Octogenarians are rarely referred for thoracic operations, presumably owing to the perceived morbidity of thoracotomy and the presumed frailty and limited life span of the 80-year-old patient. To determine if these concerns are valid, we reviewed our operative experience in 50 patients 80 years of age or older (mean age, 82.7 years; range, 80 to 91 years; 29 men, 21 women) undergoing thoracotomy between Nov 1, 1980, and May 1, 1990, for cancer (39 patients) and benign disease (11 patients). Procedures included 25 lobectomies (24 cancer, 1 abscess), 4 pneumonectomies (all cancer), 3 esophagectomies (1 perforation, 2 cancer), 3 explorations for cancer, 2 bullectomies, 12 wedge or segmental resections (5 open lung biopsies, 5 cancer, and 1 each for benign nodule and hemoptysis), and 1 thymectomy. Five patients (10%) were operated on emergently for massive hemoptysis (1), Boerhaave's syndrome (1), or rapidly progressive respiratory insufficiency (3) with an operative mortality of 80%. Mortality for elective cases was significantly lower (13%, p < 0.01). Major complications occurred in 19 patients (38%). Univariate analysis performed to identify predictors of operative mortality demonstrated no significant relationship between operative death and patient age, sex, type of operation, diagnosis of malignancy, or the presence of either cardiac disease or chronic obstructive lung disease. Twenty-three patients are alive 2 months to 5 years after thoracotomy. Actuarial survival for the 45 elective patients was 56% and 44% at 1 and 2 years, respectively. These data suggest (1) elective thoracotomy may be performed in the 80-year-old patient with elevated but acceptable morbidity and mortality, (2) urgent operation in a compromised octogenarian yields a prohibitive operative mortality and must be approached with caution, and (3) operative survivors may enjoy extended survival with reasonable function.

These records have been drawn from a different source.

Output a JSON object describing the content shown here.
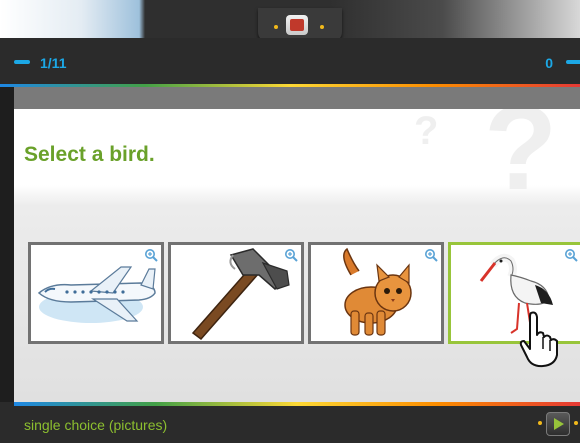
{
  "header": {
    "progress": "1/11",
    "score": "0"
  },
  "question": {
    "text": "Select a bird."
  },
  "answers": [
    {
      "name": "airplane",
      "icon": "airplane-image",
      "selected": false
    },
    {
      "name": "hammer",
      "icon": "hammer-image",
      "selected": false
    },
    {
      "name": "cat",
      "icon": "cat-image",
      "selected": false
    },
    {
      "name": "stork",
      "icon": "stork-image",
      "selected": true
    }
  ],
  "footer": {
    "mode": "single choice (pictures)",
    "next_icon": "play-arrow-icon"
  },
  "colors": {
    "accent_blue": "#1ca8e6",
    "accent_green": "#6aa12a",
    "selected_border": "#98c53a",
    "dark_bar": "#2b2b2b"
  }
}
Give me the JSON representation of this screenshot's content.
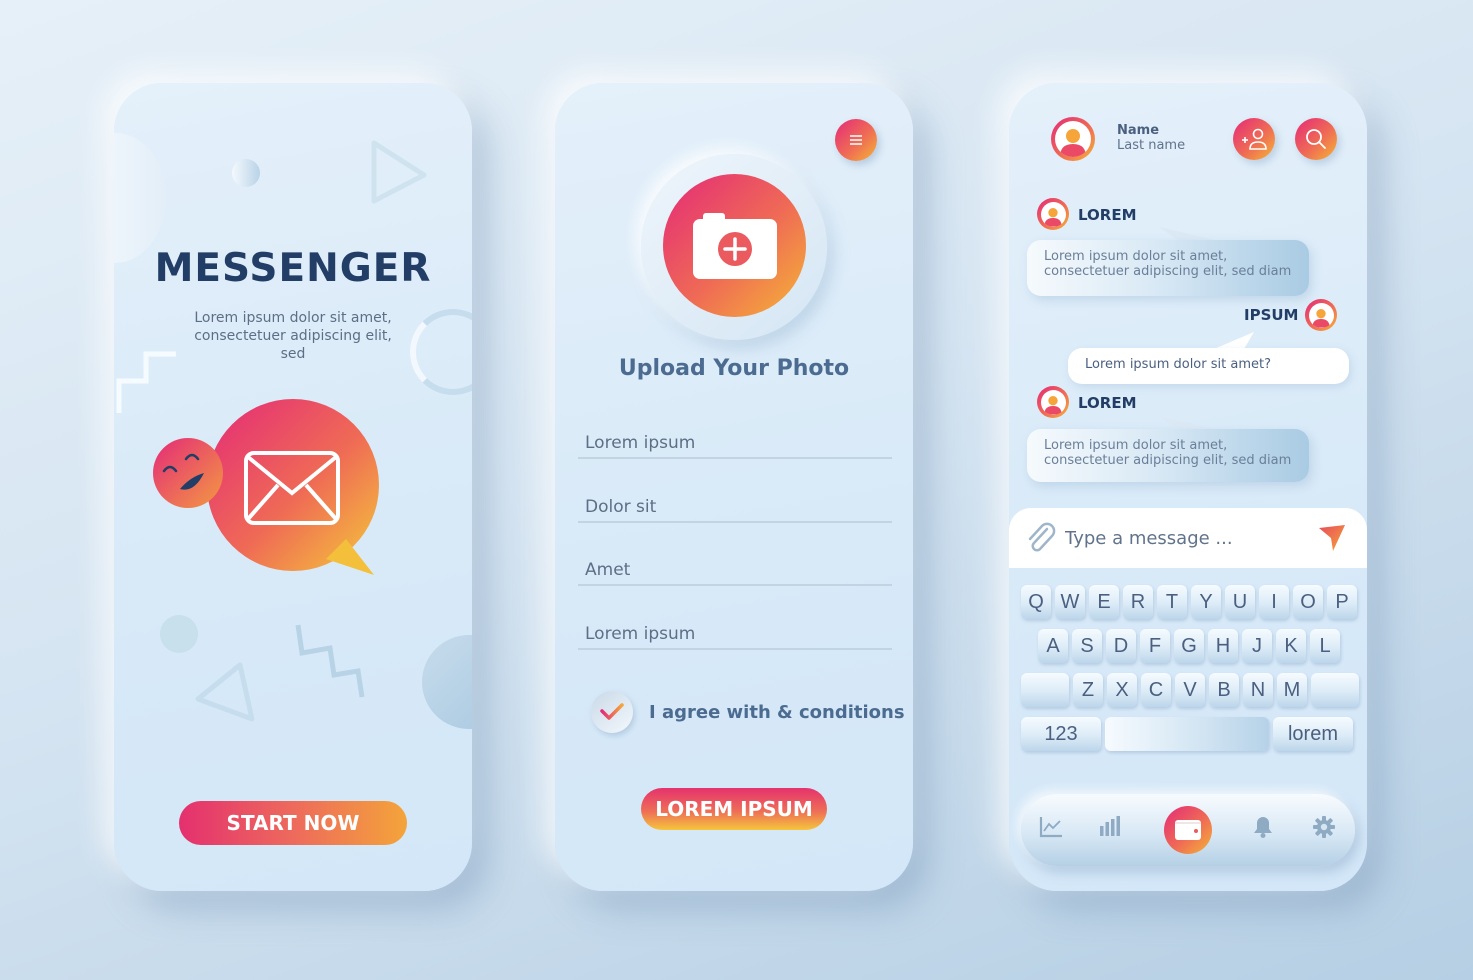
{
  "colors": {
    "accent_start": "#e42a78",
    "accent_mid": "#ef6b55",
    "accent_end": "#f5b536",
    "heading": "#223d66",
    "body_text": "#5d6f86",
    "field_line": "#c2d3e2"
  },
  "welcome_screen": {
    "title": "MESSENGER",
    "subtitle": "Lorem ipsum dolor sit amet, consectetuer adipiscing elit, sed",
    "hero_icons": [
      "envelope-icon",
      "laughing-emoji-icon"
    ],
    "cta_label": "START NOW"
  },
  "upload_screen": {
    "menu_icon": "hamburger-menu-icon",
    "upload_icon": "camera-plus-icon",
    "title": "Upload Your Photo",
    "fields": [
      {
        "placeholder": "Lorem ipsum",
        "value": ""
      },
      {
        "placeholder": "Dolor sit",
        "value": ""
      },
      {
        "placeholder": "Amet",
        "value": ""
      },
      {
        "placeholder": "Lorem ipsum",
        "value": ""
      }
    ],
    "agree": {
      "label": "I agree with & conditions",
      "checked": true
    },
    "submit_label": "LOREM IPSUM"
  },
  "chat_screen": {
    "header": {
      "name": "Name",
      "last_name": "Last name",
      "add_user_icon": "add-user-icon",
      "search_icon": "search-icon"
    },
    "messages": [
      {
        "sender": "LOREM",
        "direction": "incoming",
        "text": "Lorem ipsum dolor sit amet, consectetuer adipiscing elit, sed diam"
      },
      {
        "sender": "IPSUM",
        "direction": "outgoing",
        "text": "Lorem ipsum dolor sit amet?"
      },
      {
        "sender": "LOREM",
        "direction": "incoming",
        "text": "Lorem ipsum dolor sit amet, consectetuer adipiscing elit, sed diam"
      }
    ],
    "composer": {
      "placeholder": "Type a message ...",
      "value": "",
      "attach_icon": "paperclip-icon",
      "send_icon": "send-icon"
    },
    "keyboard": {
      "row1": [
        "Q",
        "W",
        "E",
        "R",
        "T",
        "Y",
        "U",
        "I",
        "O",
        "P"
      ],
      "row2": [
        "A",
        "S",
        "D",
        "F",
        "G",
        "H",
        "J",
        "K",
        "L"
      ],
      "row3": [
        "Z",
        "X",
        "C",
        "V",
        "B",
        "N",
        "M"
      ],
      "numbers_label": "123",
      "return_label": "lorem"
    },
    "nav": [
      {
        "icon": "line-chart-icon",
        "active": false
      },
      {
        "icon": "bar-chart-icon",
        "active": false
      },
      {
        "icon": "wallet-icon",
        "active": true
      },
      {
        "icon": "bell-icon",
        "active": false
      },
      {
        "icon": "gear-icon",
        "active": false
      }
    ]
  }
}
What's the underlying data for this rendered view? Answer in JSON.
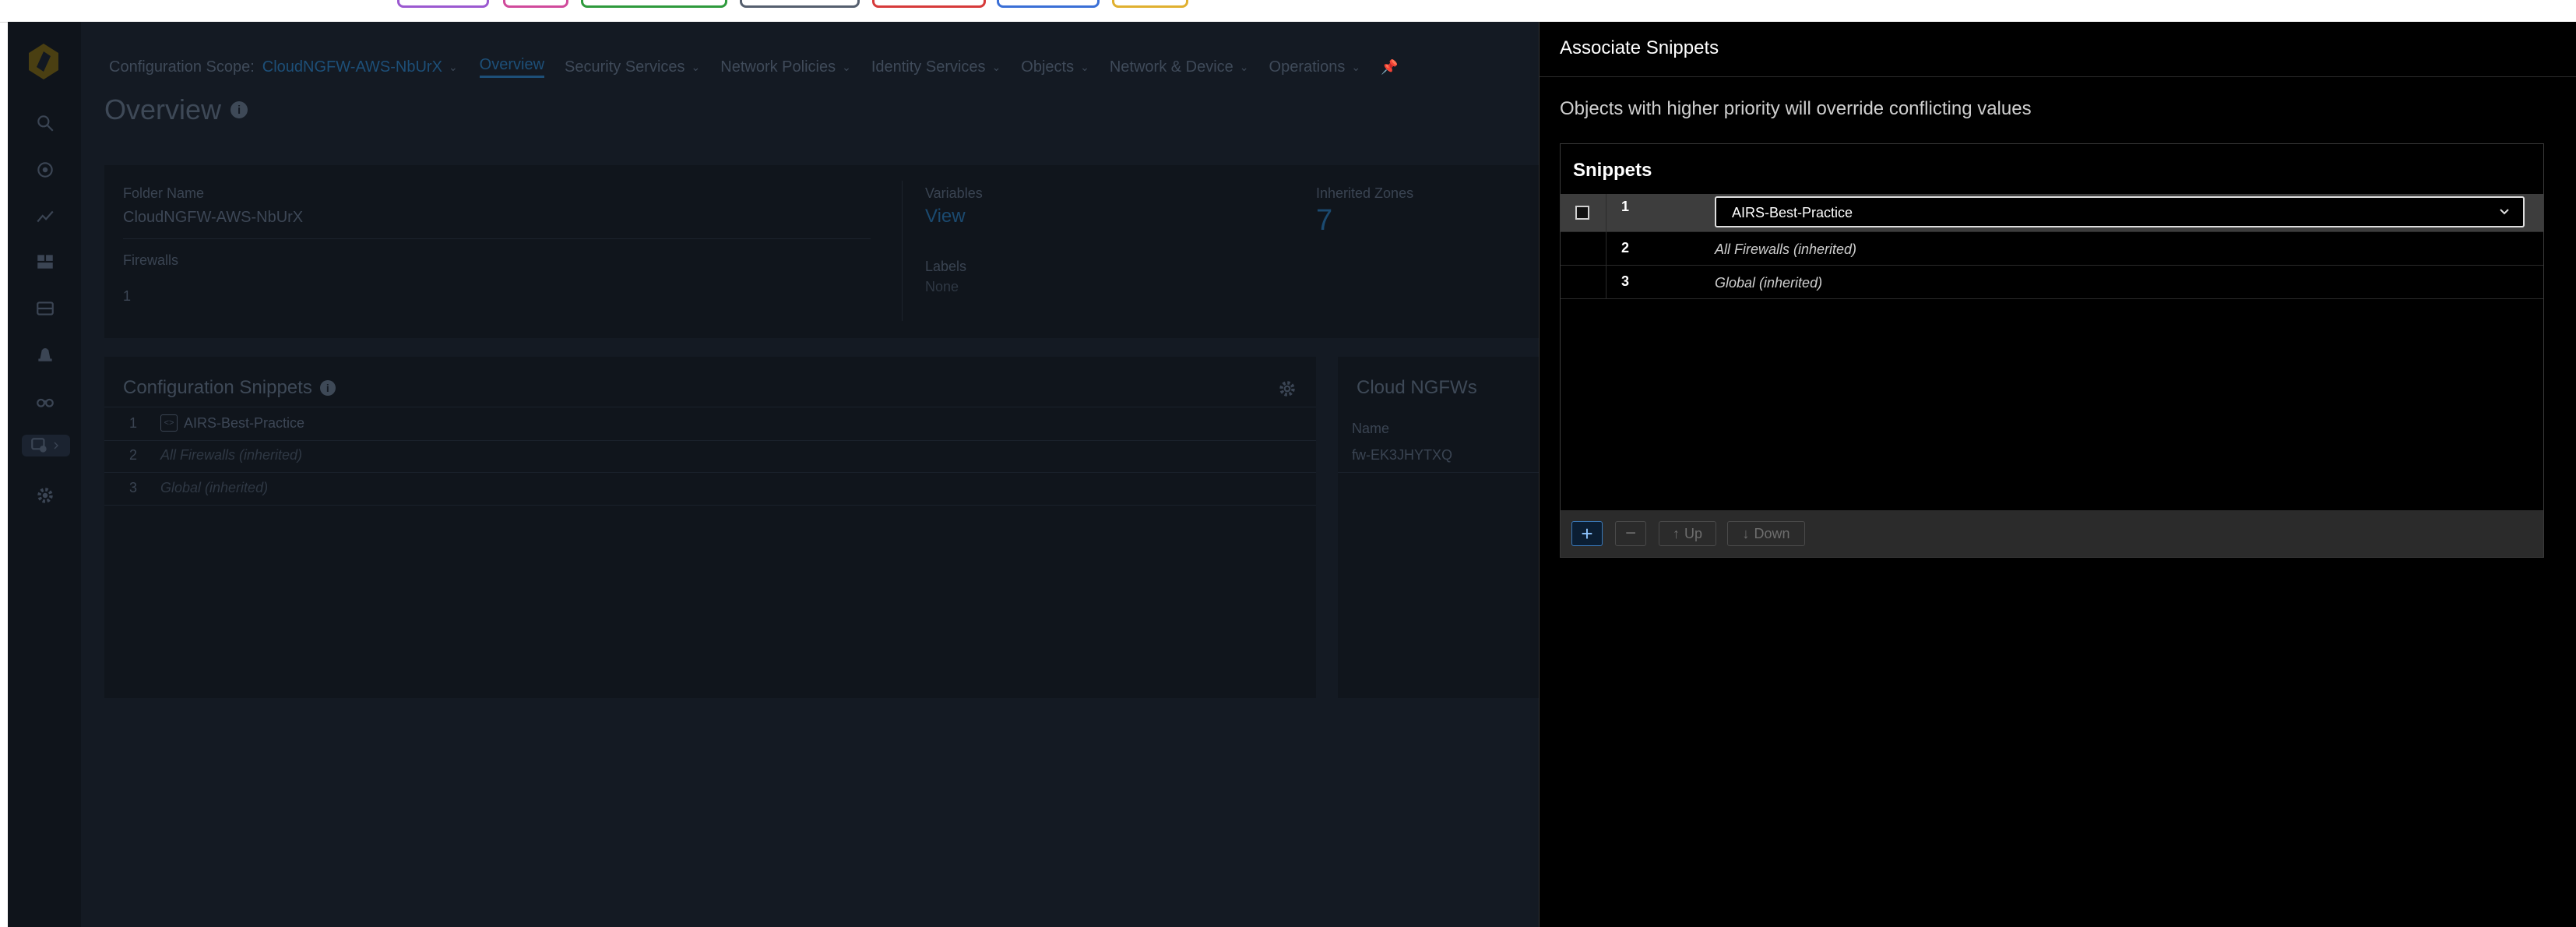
{
  "background": {
    "top_nav": {
      "scope_label": "Configuration Scope:",
      "scope_value": "CloudNGFW-AWS-NbUrX",
      "items": [
        {
          "label": "Overview"
        },
        {
          "label": "Security Services"
        },
        {
          "label": "Network Policies"
        },
        {
          "label": "Identity Services"
        },
        {
          "label": "Objects"
        },
        {
          "label": "Network & Device"
        },
        {
          "label": "Operations"
        }
      ]
    },
    "page_title": "Overview",
    "folder": {
      "name_label": "Folder Name",
      "name_value": "CloudNGFW-AWS-NbUrX",
      "firewalls_label": "Firewalls",
      "firewalls_value": "1",
      "variables_label": "Variables",
      "variables_value": "View",
      "labels_label": "Labels",
      "labels_value": "None",
      "zones_label": "Inherited Zones",
      "zones_value": "7"
    },
    "config_snippets": {
      "title": "Configuration Snippets",
      "rows": [
        {
          "num": "1",
          "name": "AIRS-Best-Practice"
        },
        {
          "num": "2",
          "name": "All Firewalls (inherited)"
        },
        {
          "num": "3",
          "name": "Global (inherited)"
        }
      ]
    },
    "cloud_ngfws": {
      "title": "Cloud NGFWs",
      "col_name": "Name",
      "row_value": "fw-EK3JHYTXQ"
    }
  },
  "drawer": {
    "title": "Associate Snippets",
    "description": "Objects with higher priority will override conflicting values",
    "panel_title": "Snippets",
    "rows": [
      {
        "num": "1",
        "name": "AIRS-Best-Practice"
      },
      {
        "num": "2",
        "name": "All Firewalls (inherited)"
      },
      {
        "num": "3",
        "name": "Global (inherited)"
      }
    ],
    "footer": {
      "add": "+",
      "remove": "−",
      "up": "Up",
      "down": "Down"
    }
  },
  "colors": {
    "accent": "#3a78b8",
    "drawer_bg": "#000000",
    "app_bg": "#141a23"
  }
}
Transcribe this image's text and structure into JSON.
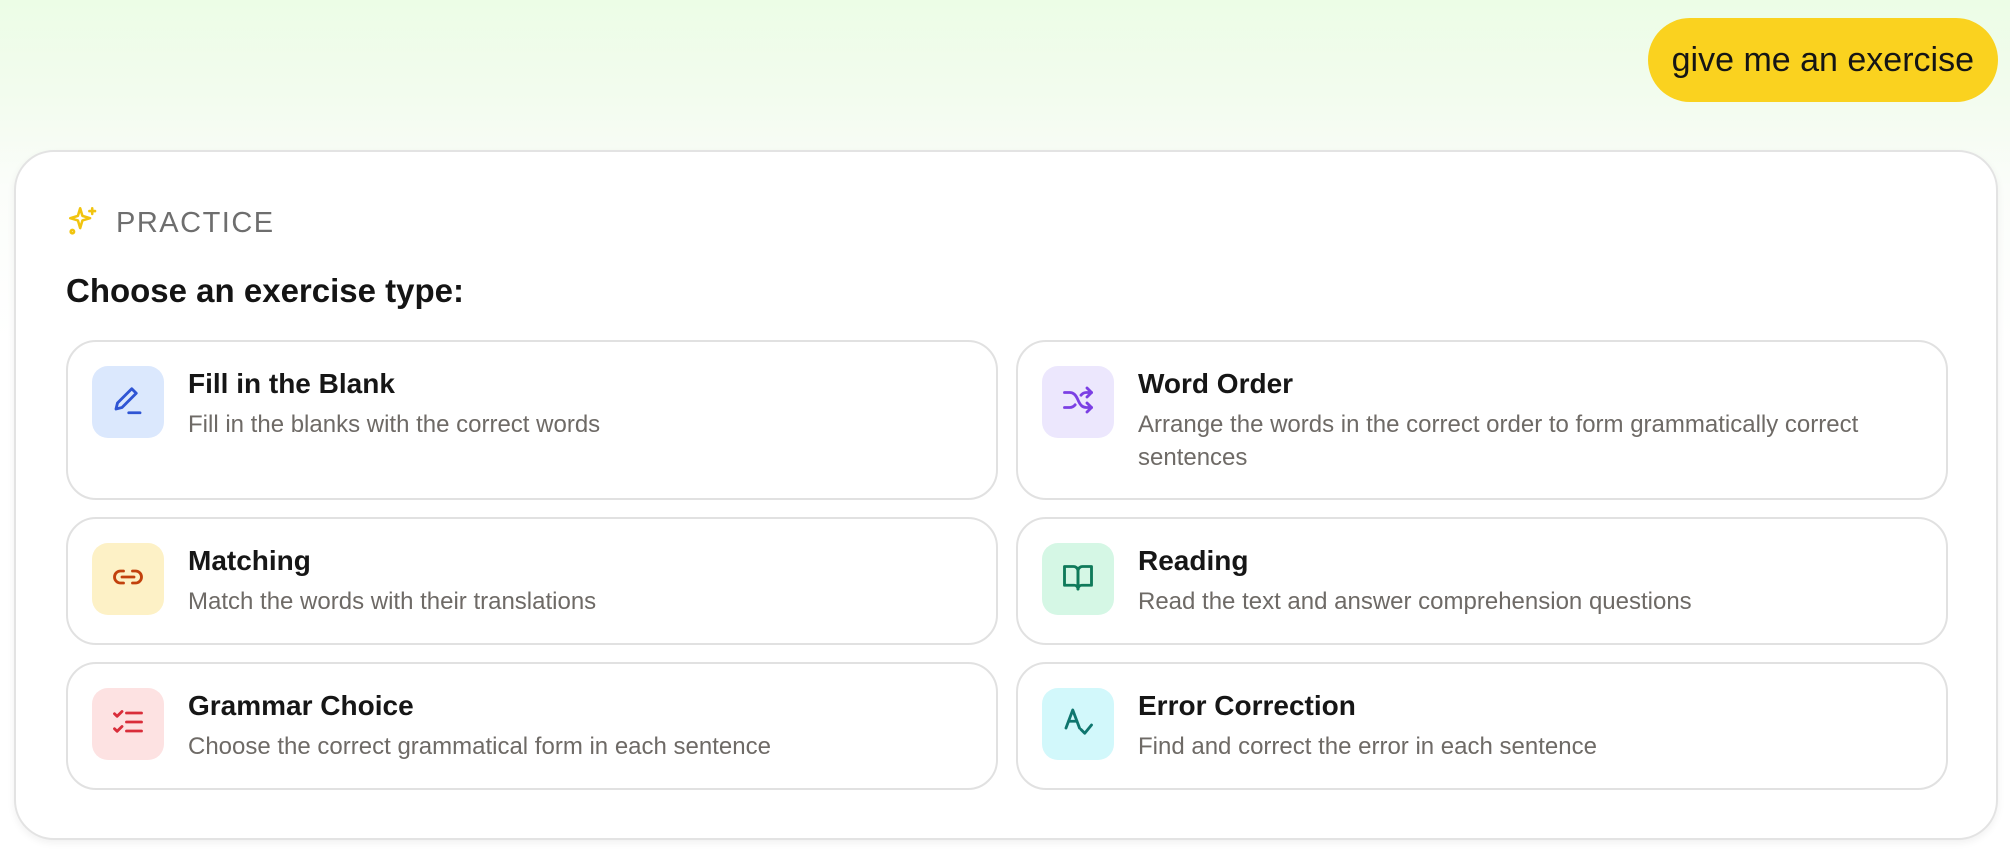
{
  "user_message": "give me an exercise",
  "practice": {
    "label": "PRACTICE",
    "title": "Choose an exercise type:",
    "options": [
      {
        "title": "Fill in the Blank",
        "description": "Fill in the blanks with the correct words",
        "icon": "pencil-icon",
        "icon_bg": "#dbe8fd",
        "icon_color": "#2f55d4"
      },
      {
        "title": "Word Order",
        "description": "Arrange the words in the correct order to form grammatically correct sentences",
        "icon": "shuffle-icon",
        "icon_bg": "#ece7fd",
        "icon_color": "#7b3fe4"
      },
      {
        "title": "Matching",
        "description": "Match the words with their translations",
        "icon": "link-icon",
        "icon_bg": "#fdf1c6",
        "icon_color": "#c2410c"
      },
      {
        "title": "Reading",
        "description": "Read the text and answer comprehension questions",
        "icon": "book-icon",
        "icon_bg": "#d5f7e5",
        "icon_color": "#0f7a5a"
      },
      {
        "title": "Grammar Choice",
        "description": "Choose the correct grammatical form in each sentence",
        "icon": "checklist-icon",
        "icon_bg": "#fde2e2",
        "icon_color": "#d92d3a"
      },
      {
        "title": "Error Correction",
        "description": "Find and correct the error in each sentence",
        "icon": "spell-check-icon",
        "icon_bg": "#d2f8fb",
        "icon_color": "#0f766e"
      }
    ]
  },
  "colors": {
    "accent": "#fad21f",
    "sparkle": "#f1c40f"
  }
}
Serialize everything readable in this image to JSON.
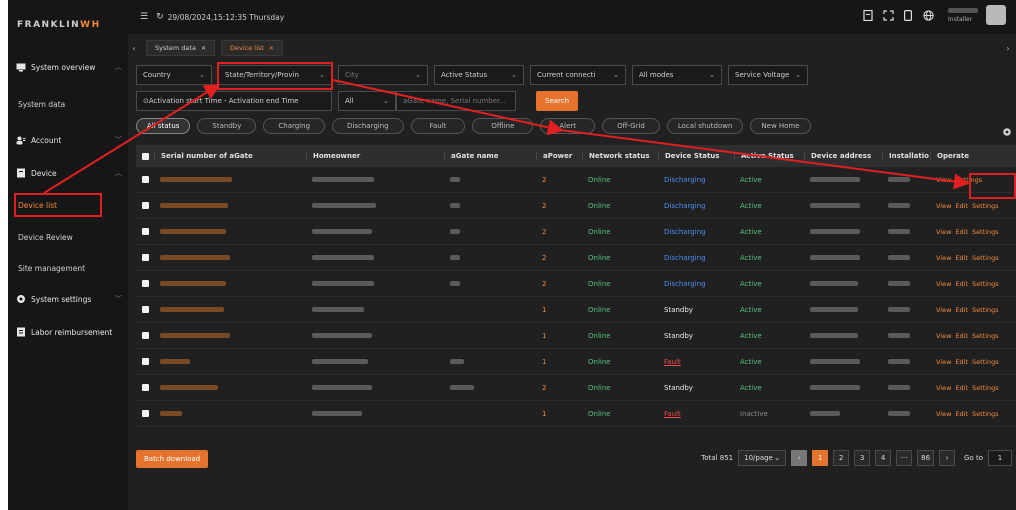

ASJC Scopus subject areas
- Pulmonary and Respiratory Medicine
- Cardiology and Cardiovascular Medicine